*** Block opens ***
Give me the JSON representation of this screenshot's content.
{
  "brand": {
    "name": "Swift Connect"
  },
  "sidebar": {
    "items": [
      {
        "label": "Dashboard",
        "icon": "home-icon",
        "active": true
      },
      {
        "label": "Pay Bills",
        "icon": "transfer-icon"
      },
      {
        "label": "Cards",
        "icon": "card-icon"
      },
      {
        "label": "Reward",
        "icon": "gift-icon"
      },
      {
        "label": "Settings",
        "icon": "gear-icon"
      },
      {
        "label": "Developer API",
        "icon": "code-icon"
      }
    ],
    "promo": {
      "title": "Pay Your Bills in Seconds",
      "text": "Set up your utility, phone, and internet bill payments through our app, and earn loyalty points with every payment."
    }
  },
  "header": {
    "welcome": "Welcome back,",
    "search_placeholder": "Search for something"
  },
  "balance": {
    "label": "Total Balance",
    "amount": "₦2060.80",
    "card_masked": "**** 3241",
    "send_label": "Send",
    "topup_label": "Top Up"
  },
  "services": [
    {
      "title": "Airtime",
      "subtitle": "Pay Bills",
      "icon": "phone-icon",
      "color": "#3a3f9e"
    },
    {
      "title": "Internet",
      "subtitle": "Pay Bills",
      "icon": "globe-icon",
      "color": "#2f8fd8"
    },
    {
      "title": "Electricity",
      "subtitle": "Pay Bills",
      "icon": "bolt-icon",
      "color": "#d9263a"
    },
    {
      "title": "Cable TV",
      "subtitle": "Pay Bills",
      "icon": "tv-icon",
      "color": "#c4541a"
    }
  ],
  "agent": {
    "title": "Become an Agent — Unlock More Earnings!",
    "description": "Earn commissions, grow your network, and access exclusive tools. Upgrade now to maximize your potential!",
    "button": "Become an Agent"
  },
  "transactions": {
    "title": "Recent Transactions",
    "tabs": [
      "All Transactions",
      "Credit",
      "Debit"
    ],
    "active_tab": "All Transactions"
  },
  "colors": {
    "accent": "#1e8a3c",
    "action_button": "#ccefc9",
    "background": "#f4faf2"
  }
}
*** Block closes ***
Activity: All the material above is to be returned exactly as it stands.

Solution to this task:
Give me the JSON representation of this screenshot's content.
{
  "brand": {
    "name": "Swift Connect"
  },
  "sidebar": {
    "items": [
      {
        "label": "Dashboard",
        "icon": "home-icon",
        "active": true
      },
      {
        "label": "Pay Bills",
        "icon": "transfer-icon"
      },
      {
        "label": "Cards",
        "icon": "card-icon"
      },
      {
        "label": "Reward",
        "icon": "gift-icon"
      },
      {
        "label": "Settings",
        "icon": "gear-icon"
      },
      {
        "label": "Developer API",
        "icon": "code-icon"
      }
    ],
    "promo": {
      "title": "Pay Your Bills in Seconds",
      "text": "Set up your utility, phone, and internet bill payments through our app, and earn loyalty points with every payment."
    }
  },
  "header": {
    "welcome": "Welcome back,",
    "search_placeholder": "Search for something"
  },
  "balance": {
    "label": "Total Balance",
    "amount": "₦2060.80",
    "card_masked": "**** 3241",
    "send_label": "Send",
    "topup_label": "Top Up"
  },
  "services": [
    {
      "title": "Airtime",
      "subtitle": "Pay Bills",
      "icon": "phone-icon",
      "color": "#3a3f9e"
    },
    {
      "title": "Internet",
      "subtitle": "Pay Bills",
      "icon": "globe-icon",
      "color": "#2f8fd8"
    },
    {
      "title": "Electricity",
      "subtitle": "Pay Bills",
      "icon": "bolt-icon",
      "color": "#d9263a"
    },
    {
      "title": "Cable TV",
      "subtitle": "Pay Bills",
      "icon": "tv-icon",
      "color": "#c4541a"
    }
  ],
  "agent": {
    "title": "Become an Agent — Unlock More Earnings!",
    "description": "Earn commissions, grow your network, and access exclusive tools. Upgrade now to maximize your potential!",
    "button": "Become an Agent"
  },
  "transactions": {
    "title": "Recent Transactions",
    "tabs": [
      "All Transactions",
      "Credit",
      "Debit"
    ],
    "active_tab": "All Transactions"
  },
  "colors": {
    "accent": "#1e8a3c",
    "action_button": "#ccefc9",
    "background": "#f4faf2"
  }
}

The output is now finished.